» WORK REQUEST
The task calls for an exact copy of the records, without any images.

== EXTRACTED MATERIAL ==

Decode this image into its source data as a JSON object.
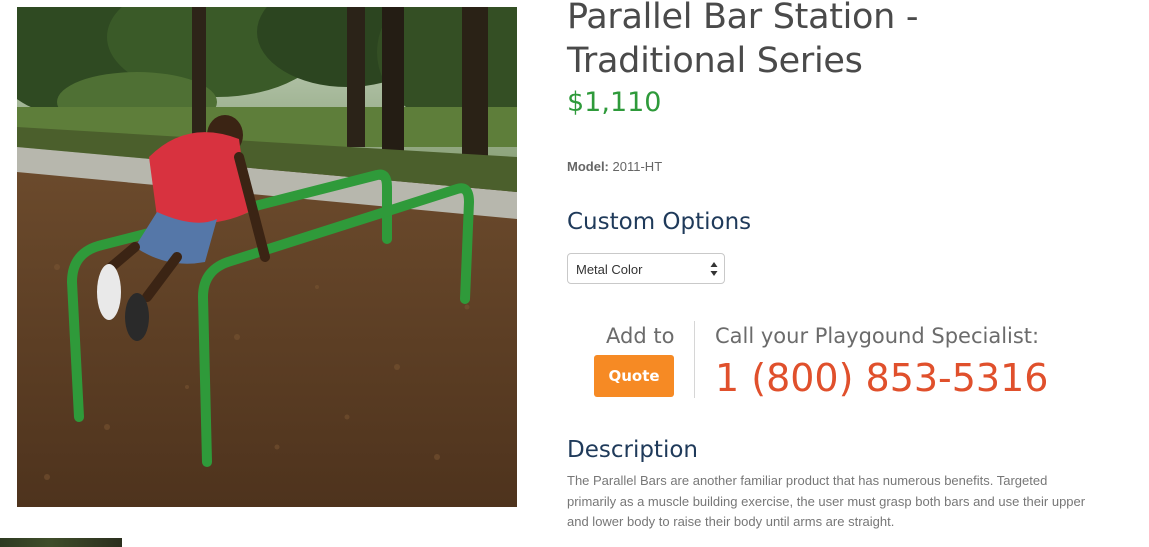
{
  "product": {
    "title_line1": "Parallel Bar Station -",
    "title_line2": "Traditional Series",
    "price": "$1,110",
    "model_label": "Model:",
    "model_value": "2011-HT"
  },
  "options": {
    "heading": "Custom Options",
    "select_value": "Metal Color"
  },
  "quote": {
    "add_to_label": "Add to",
    "button_label": "Quote"
  },
  "contact": {
    "call_label": "Call your Playgound Specialist:",
    "phone": "1 (800) 853-5316"
  },
  "description": {
    "heading": "Description",
    "text": "The Parallel Bars are another familiar product that has numerous benefits. Targeted primarily as a muscle building exercise, the user must grasp both bars and use their upper and lower body to raise their body until arms are straight."
  },
  "colors": {
    "price": "#2e9a3a",
    "heading": "#1f3a5a",
    "quote_button": "#f68a24",
    "phone": "#e0502c",
    "bar_green": "#2f9a3a"
  }
}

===

» SOLUTION
Decode this image into its source data as a JSON object.
{
  "product": {
    "title_line1": "Parallel Bar Station -",
    "title_line2": "Traditional Series",
    "price": "$1,110",
    "model_label": "Model:",
    "model_value": "2011-HT"
  },
  "options": {
    "heading": "Custom Options",
    "select_value": "Metal Color"
  },
  "quote": {
    "add_to_label": "Add to",
    "button_label": "Quote"
  },
  "contact": {
    "call_label": "Call your Playgound Specialist:",
    "phone": "1 (800) 853-5316"
  },
  "description": {
    "heading": "Description",
    "text": "The Parallel Bars are another familiar product that has numerous benefits. Targeted primarily as a muscle building exercise, the user must grasp both bars and use their upper and lower body to raise their body until arms are straight."
  },
  "colors": {
    "price": "#2e9a3a",
    "heading": "#1f3a5a",
    "quote_button": "#f68a24",
    "phone": "#e0502c",
    "bar_green": "#2f9a3a"
  }
}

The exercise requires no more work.